Set down each line of the records once more, precisely, and omit the pictures.

----- THE INPUT -----

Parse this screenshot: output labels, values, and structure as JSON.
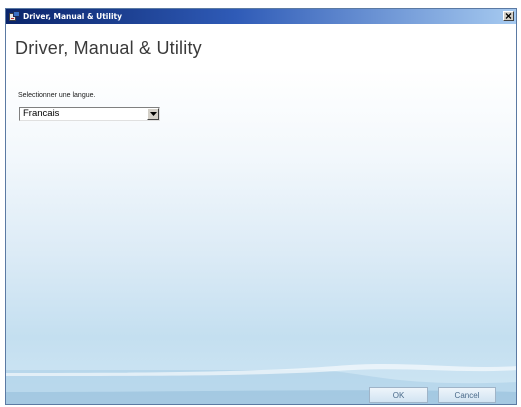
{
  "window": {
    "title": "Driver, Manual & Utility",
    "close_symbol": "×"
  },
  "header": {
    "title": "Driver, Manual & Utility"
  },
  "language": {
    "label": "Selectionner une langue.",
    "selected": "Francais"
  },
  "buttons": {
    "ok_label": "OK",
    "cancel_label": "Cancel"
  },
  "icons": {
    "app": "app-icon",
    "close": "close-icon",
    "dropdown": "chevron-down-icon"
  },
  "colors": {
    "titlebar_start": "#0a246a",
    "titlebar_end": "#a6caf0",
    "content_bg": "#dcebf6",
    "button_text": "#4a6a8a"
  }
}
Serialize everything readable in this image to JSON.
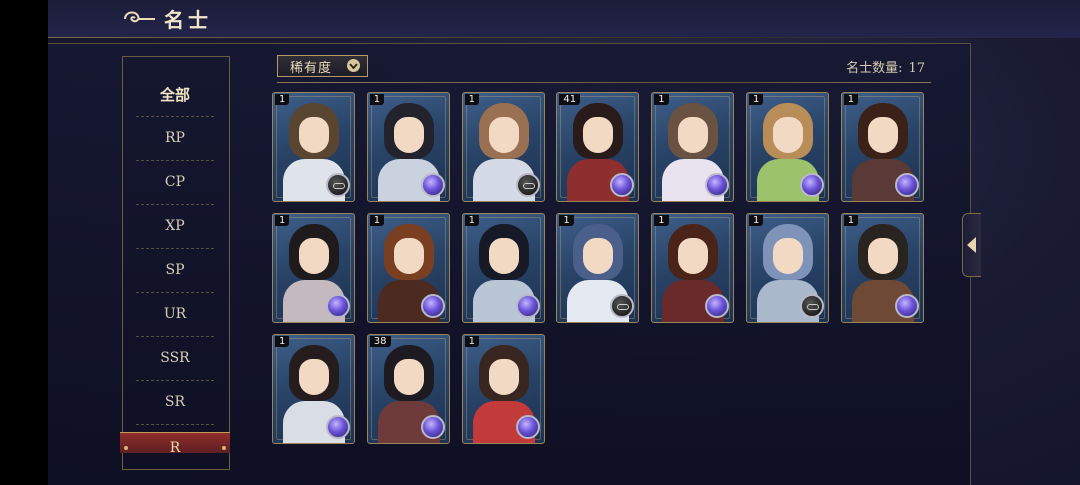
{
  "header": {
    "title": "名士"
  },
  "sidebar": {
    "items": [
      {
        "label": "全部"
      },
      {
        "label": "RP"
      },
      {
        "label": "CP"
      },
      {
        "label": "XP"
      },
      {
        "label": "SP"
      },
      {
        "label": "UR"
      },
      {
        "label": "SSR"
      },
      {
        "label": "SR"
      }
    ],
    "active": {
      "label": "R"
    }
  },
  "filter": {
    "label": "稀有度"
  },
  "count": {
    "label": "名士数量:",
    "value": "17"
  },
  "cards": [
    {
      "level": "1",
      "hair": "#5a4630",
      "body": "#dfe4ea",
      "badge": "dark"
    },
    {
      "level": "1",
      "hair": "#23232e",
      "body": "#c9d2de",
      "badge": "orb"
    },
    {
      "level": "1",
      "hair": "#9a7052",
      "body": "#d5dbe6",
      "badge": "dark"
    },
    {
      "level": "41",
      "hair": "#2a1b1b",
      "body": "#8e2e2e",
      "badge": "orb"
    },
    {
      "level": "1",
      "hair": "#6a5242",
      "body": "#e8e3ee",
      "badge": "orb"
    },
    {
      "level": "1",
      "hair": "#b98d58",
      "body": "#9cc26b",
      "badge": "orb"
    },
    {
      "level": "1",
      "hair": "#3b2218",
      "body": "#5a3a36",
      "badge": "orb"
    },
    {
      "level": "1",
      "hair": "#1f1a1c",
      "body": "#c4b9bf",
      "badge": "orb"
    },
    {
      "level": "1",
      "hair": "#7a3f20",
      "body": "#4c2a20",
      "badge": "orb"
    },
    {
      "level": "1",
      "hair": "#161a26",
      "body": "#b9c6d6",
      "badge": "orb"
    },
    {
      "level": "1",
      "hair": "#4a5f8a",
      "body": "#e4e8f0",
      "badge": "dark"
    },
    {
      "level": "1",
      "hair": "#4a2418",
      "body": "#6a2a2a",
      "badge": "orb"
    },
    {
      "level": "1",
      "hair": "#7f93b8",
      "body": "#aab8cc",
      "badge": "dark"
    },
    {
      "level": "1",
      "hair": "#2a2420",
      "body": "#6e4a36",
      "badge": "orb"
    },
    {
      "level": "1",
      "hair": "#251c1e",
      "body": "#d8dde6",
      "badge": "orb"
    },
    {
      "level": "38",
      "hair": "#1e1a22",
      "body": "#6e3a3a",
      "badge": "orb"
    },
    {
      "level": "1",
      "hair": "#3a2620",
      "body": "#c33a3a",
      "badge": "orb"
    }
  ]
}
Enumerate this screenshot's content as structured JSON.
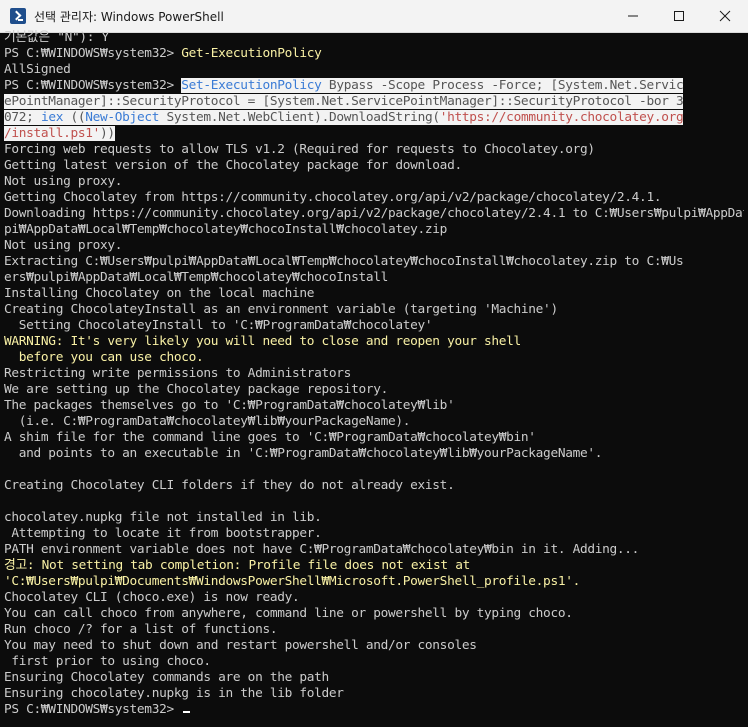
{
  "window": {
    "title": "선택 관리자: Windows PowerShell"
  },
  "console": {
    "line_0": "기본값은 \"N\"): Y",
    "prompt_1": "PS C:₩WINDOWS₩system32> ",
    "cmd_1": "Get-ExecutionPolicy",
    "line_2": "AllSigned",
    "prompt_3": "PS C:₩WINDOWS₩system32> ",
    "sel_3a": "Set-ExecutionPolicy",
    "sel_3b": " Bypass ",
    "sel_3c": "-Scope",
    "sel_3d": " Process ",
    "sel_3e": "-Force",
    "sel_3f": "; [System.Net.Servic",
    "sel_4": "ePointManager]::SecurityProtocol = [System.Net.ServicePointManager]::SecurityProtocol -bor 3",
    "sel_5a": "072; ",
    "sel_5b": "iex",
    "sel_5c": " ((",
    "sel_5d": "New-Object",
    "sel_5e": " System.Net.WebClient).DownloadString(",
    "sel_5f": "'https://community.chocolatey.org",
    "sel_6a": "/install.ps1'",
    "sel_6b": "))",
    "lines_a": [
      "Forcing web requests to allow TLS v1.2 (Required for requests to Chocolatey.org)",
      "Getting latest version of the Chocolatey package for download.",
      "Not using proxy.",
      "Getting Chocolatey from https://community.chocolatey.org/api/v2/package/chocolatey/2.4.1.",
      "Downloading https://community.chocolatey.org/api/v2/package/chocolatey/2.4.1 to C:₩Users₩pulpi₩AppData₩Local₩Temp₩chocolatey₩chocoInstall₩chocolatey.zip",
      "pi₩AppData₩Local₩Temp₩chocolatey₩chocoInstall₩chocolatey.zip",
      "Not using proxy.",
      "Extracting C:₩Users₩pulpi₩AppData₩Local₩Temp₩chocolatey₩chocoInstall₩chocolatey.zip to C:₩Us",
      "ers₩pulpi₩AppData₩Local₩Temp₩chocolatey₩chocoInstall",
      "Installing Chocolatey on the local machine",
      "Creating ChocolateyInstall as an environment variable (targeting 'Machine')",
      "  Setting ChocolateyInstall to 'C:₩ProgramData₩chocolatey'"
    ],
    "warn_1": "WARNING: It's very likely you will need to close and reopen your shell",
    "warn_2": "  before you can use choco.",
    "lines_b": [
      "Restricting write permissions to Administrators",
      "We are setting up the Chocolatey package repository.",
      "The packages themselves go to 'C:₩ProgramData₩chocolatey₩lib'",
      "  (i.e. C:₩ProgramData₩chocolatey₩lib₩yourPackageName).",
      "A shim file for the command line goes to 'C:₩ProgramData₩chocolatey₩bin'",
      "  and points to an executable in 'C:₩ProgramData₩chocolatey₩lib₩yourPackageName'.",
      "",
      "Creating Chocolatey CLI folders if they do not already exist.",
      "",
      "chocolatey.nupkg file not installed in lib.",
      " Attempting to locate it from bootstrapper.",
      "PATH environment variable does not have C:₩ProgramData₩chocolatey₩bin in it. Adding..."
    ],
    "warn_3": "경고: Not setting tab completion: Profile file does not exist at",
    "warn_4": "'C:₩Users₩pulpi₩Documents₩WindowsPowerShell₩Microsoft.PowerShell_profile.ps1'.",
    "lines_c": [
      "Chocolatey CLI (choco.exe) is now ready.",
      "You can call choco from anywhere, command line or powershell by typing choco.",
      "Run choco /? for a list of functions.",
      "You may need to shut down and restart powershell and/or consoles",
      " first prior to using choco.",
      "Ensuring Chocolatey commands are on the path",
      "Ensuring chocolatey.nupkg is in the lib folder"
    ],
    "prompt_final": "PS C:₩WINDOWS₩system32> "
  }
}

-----

= SOLUTION TO THE EXERCISE =
Parse this screenshot: output labels, values, and structure as JSON.
{
  "window": {
    "title": "Driver, Manual & Utility",
    "close_symbol": "×"
  },
  "header": {
    "title": "Driver, Manual & Utility"
  },
  "language": {
    "label": "Selectionner une langue.",
    "selected": "Francais"
  },
  "buttons": {
    "ok_label": "OK",
    "cancel_label": "Cancel"
  },
  "icons": {
    "app": "app-icon",
    "close": "close-icon",
    "dropdown": "chevron-down-icon"
  },
  "colors": {
    "titlebar_start": "#0a246a",
    "titlebar_end": "#a6caf0",
    "content_bg": "#dcebf6",
    "button_text": "#4a6a8a"
  }
}
Serialize everything readable in this image to JSON.
{
  "header": {
    "title": "名士"
  },
  "sidebar": {
    "items": [
      {
        "label": "全部"
      },
      {
        "label": "RP"
      },
      {
        "label": "CP"
      },
      {
        "label": "XP"
      },
      {
        "label": "SP"
      },
      {
        "label": "UR"
      },
      {
        "label": "SSR"
      },
      {
        "label": "SR"
      }
    ],
    "active": {
      "label": "R"
    }
  },
  "filter": {
    "label": "稀有度"
  },
  "count": {
    "label": "名士数量:",
    "value": "17"
  },
  "cards": [
    {
      "level": "1",
      "hair": "#5a4630",
      "body": "#dfe4ea",
      "badge": "dark"
    },
    {
      "level": "1",
      "hair": "#23232e",
      "body": "#c9d2de",
      "badge": "orb"
    },
    {
      "level": "1",
      "hair": "#9a7052",
      "body": "#d5dbe6",
      "badge": "dark"
    },
    {
      "level": "41",
      "hair": "#2a1b1b",
      "body": "#8e2e2e",
      "badge": "orb"
    },
    {
      "level": "1",
      "hair": "#6a5242",
      "body": "#e8e3ee",
      "badge": "orb"
    },
    {
      "level": "1",
      "hair": "#b98d58",
      "body": "#9cc26b",
      "badge": "orb"
    },
    {
      "level": "1",
      "hair": "#3b2218",
      "body": "#5a3a36",
      "badge": "orb"
    },
    {
      "level": "1",
      "hair": "#1f1a1c",
      "body": "#c4b9bf",
      "badge": "orb"
    },
    {
      "level": "1",
      "hair": "#7a3f20",
      "body": "#4c2a20",
      "badge": "orb"
    },
    {
      "level": "1",
      "hair": "#161a26",
      "body": "#b9c6d6",
      "badge": "orb"
    },
    {
      "level": "1",
      "hair": "#4a5f8a",
      "body": "#e4e8f0",
      "badge": "dark"
    },
    {
      "level": "1",
      "hair": "#4a2418",
      "body": "#6a2a2a",
      "badge": "orb"
    },
    {
      "level": "1",
      "hair": "#7f93b8",
      "body": "#aab8cc",
      "badge": "dark"
    },
    {
      "level": "1",
      "hair": "#2a2420",
      "body": "#6e4a36",
      "badge": "orb"
    },
    {
      "level": "1",
      "hair": "#251c1e",
      "body": "#d8dde6",
      "badge": "orb"
    },
    {
      "level": "38",
      "hair": "#1e1a22",
      "body": "#6e3a3a",
      "badge": "orb"
    },
    {
      "level": "1",
      "hair": "#3a2620",
      "body": "#c33a3a",
      "badge": "orb"
    }
  ]
}
Enumerate this screenshot's content as structured JSON.
{
  "window": {
    "title": "선택 관리자: Windows PowerShell"
  },
  "console": {
    "line_0": "기본값은 \"N\"): Y",
    "prompt_1": "PS C:₩WINDOWS₩system32> ",
    "cmd_1": "Get-ExecutionPolicy",
    "line_2": "AllSigned",
    "prompt_3": "PS C:₩WINDOWS₩system32> ",
    "sel_3a": "Set-ExecutionPolicy",
    "sel_3b": " Bypass ",
    "sel_3c": "-Scope",
    "sel_3d": " Process ",
    "sel_3e": "-Force",
    "sel_3f": "; [System.Net.Servic",
    "sel_4": "ePointManager]::SecurityProtocol = [System.Net.ServicePointManager]::SecurityProtocol -bor 3",
    "sel_5a": "072; ",
    "sel_5b": "iex",
    "sel_5c": " ((",
    "sel_5d": "New-Object",
    "sel_5e": " System.Net.WebClient).DownloadString(",
    "sel_5f": "'https://community.chocolatey.org",
    "sel_6a": "/install.ps1'",
    "sel_6b": "))",
    "lines_a": [
      "Forcing web requests to allow TLS v1.2 (Required for requests to Chocolatey.org)",
      "Getting latest version of the Chocolatey package for download.",
      "Not using proxy.",
      "Getting Chocolatey from https://community.chocolatey.org/api/v2/package/chocolatey/2.4.1.",
      "Downloading https://community.chocolatey.org/api/v2/package/chocolatey/2.4.1 to C:₩Users₩pulpi₩AppData₩Local₩Temp₩chocolatey₩chocoInstall₩chocolatey.zip",
      "pi₩AppData₩Local₩Temp₩chocolatey₩chocoInstall₩chocolatey.zip",
      "Not using proxy.",
      "Extracting C:₩Users₩pulpi₩AppData₩Local₩Temp₩chocolatey₩chocoInstall₩chocolatey.zip to C:₩Us",
      "ers₩pulpi₩AppData₩Local₩Temp₩chocolatey₩chocoInstall",
      "Installing Chocolatey on the local machine",
      "Creating ChocolateyInstall as an environment variable (targeting 'Machine')",
      "  Setting ChocolateyInstall to 'C:₩ProgramData₩chocolatey'"
    ],
    "warn_1": "WARNING: It's very likely you will need to close and reopen your shell",
    "warn_2": "  before you can use choco.",
    "lines_b": [
      "Restricting write permissions to Administrators",
      "We are setting up the Chocolatey package repository.",
      "The packages themselves go to 'C:₩ProgramData₩chocolatey₩lib'",
      "  (i.e. C:₩ProgramData₩chocolatey₩lib₩yourPackageName).",
      "A shim file for the command line goes to 'C:₩ProgramData₩chocolatey₩bin'",
      "  and points to an executable in 'C:₩ProgramData₩chocolatey₩lib₩yourPackageName'.",
      "",
      "Creating Chocolatey CLI folders if they do not already exist.",
      "",
      "chocolatey.nupkg file not installed in lib.",
      " Attempting to locate it from bootstrapper.",
      "PATH environment variable does not have C:₩ProgramData₩chocolatey₩bin in it. Adding..."
    ],
    "warn_3": "경고: Not setting tab completion: Profile file does not exist at",
    "warn_4": "'C:₩Users₩pulpi₩Documents₩WindowsPowerShell₩Microsoft.PowerShell_profile.ps1'.",
    "lines_c": [
      "Chocolatey CLI (choco.exe) is now ready.",
      "You can call choco from anywhere, command line or powershell by typing choco.",
      "Run choco /? for a list of functions.",
      "You may need to shut down and restart powershell and/or consoles",
      " first prior to using choco.",
      "Ensuring Chocolatey commands are on the path",
      "Ensuring chocolatey.nupkg is in the lib folder"
    ],
    "prompt_final": "PS C:₩WINDOWS₩system32> "
  }
}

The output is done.